▶ [Problem to solve] Check each line below for the word "indexed", and copy those that have it.

[[ Source material open ]]

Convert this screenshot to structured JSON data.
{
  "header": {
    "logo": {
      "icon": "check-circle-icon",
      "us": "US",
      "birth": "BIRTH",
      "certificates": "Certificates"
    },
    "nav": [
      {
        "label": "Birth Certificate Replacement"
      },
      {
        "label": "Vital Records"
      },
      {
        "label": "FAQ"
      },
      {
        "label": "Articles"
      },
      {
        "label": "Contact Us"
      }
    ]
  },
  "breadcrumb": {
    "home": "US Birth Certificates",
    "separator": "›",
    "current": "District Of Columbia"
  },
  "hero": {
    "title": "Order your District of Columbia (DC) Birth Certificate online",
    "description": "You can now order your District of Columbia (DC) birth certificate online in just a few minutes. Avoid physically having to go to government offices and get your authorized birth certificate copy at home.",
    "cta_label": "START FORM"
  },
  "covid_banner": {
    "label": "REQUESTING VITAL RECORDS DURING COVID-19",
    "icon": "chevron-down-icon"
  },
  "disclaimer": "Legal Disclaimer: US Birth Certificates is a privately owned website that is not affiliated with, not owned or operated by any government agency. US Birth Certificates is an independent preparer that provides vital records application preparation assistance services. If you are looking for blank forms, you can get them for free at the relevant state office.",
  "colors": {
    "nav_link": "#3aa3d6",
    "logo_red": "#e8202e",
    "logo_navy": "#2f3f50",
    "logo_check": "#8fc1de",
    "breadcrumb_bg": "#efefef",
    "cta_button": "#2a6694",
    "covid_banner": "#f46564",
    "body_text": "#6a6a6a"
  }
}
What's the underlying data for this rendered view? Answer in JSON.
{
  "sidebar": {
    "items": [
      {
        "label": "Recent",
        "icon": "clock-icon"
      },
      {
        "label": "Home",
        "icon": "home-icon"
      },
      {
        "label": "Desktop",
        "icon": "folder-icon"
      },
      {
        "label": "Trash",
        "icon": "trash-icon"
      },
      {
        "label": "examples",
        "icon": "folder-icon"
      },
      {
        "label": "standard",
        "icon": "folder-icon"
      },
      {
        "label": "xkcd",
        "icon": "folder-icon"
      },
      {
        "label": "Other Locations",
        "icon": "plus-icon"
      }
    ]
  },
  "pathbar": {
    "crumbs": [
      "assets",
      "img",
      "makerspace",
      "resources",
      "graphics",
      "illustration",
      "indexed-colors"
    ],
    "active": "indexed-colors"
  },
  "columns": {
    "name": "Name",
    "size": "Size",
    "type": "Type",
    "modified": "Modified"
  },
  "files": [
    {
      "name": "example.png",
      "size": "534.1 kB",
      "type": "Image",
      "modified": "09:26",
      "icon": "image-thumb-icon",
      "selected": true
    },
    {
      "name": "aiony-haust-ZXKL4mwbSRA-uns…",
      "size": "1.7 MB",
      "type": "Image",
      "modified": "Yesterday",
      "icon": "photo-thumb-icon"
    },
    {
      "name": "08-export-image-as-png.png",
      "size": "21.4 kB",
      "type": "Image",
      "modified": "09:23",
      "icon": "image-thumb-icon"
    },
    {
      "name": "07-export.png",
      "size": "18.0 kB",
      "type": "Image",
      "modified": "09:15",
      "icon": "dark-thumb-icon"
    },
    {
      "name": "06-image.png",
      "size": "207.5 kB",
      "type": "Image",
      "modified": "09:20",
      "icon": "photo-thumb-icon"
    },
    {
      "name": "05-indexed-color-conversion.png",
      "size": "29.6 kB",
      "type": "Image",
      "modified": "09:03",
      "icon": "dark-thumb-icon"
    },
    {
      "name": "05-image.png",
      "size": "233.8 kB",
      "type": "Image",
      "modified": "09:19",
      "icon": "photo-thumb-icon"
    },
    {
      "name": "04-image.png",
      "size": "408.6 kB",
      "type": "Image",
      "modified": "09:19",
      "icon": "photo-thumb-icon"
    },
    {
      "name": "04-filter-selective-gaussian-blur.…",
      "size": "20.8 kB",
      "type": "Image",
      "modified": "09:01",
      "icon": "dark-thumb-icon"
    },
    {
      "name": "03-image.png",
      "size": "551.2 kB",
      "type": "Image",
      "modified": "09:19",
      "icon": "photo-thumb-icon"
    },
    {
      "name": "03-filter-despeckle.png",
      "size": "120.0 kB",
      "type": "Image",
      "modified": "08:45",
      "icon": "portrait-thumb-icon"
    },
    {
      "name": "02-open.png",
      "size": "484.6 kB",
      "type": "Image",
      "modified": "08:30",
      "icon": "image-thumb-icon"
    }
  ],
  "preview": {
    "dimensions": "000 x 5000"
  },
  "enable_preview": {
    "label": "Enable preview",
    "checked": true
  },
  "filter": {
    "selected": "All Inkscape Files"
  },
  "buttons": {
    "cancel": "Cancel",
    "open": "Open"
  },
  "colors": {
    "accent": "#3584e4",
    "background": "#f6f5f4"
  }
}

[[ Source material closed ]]

▶ [Task response]
      "indexed-colors"
    "active": "indexed-colors"
      "name": "05-indexed-color-conversion.png",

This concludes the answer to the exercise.